[Records shown — start]

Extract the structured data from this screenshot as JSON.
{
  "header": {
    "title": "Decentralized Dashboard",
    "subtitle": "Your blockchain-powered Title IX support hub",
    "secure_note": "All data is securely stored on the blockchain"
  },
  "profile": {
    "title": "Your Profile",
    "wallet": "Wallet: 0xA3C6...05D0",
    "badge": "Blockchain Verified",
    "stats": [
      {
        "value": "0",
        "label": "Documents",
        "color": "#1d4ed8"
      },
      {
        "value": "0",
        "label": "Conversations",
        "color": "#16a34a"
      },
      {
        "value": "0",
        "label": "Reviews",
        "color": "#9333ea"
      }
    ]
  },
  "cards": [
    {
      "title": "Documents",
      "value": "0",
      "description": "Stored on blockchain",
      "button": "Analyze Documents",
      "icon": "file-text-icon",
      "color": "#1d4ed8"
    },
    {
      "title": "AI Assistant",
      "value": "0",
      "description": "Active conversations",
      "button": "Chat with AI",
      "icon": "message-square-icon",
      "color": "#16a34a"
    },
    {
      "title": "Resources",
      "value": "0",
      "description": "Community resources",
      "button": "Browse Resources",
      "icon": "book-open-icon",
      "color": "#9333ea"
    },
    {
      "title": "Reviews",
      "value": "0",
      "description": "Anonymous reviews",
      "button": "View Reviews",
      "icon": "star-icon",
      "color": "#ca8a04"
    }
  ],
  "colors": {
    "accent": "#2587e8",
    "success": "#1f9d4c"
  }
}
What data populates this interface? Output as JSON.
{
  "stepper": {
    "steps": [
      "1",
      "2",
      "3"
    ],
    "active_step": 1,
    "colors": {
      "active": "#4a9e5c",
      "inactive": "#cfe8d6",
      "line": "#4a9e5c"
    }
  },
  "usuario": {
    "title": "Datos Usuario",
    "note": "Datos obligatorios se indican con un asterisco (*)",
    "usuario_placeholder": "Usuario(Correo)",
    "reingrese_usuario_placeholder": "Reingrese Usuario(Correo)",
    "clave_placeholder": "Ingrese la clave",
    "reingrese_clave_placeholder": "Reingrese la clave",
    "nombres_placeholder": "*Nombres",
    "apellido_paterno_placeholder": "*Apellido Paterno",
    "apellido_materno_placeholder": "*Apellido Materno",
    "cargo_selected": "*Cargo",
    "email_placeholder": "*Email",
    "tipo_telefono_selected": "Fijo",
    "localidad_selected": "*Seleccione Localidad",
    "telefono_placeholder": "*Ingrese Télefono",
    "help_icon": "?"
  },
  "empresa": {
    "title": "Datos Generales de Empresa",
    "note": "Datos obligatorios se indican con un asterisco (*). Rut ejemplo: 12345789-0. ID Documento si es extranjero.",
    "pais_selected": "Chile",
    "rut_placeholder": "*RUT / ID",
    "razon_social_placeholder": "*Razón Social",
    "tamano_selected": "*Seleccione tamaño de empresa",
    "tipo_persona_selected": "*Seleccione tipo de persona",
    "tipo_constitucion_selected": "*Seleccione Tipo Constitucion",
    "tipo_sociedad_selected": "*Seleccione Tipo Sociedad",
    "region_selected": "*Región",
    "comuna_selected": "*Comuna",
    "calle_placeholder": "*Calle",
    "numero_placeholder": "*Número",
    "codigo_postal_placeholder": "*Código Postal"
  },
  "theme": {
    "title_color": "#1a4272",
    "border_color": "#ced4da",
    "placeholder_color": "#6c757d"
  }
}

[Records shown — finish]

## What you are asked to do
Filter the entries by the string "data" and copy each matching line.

## Exercise result
Extract the structured data from this screenshot as JSON.
    "secure_note": "All data is securely stored on the blockchain"
What data populates this interface? Output as JSON.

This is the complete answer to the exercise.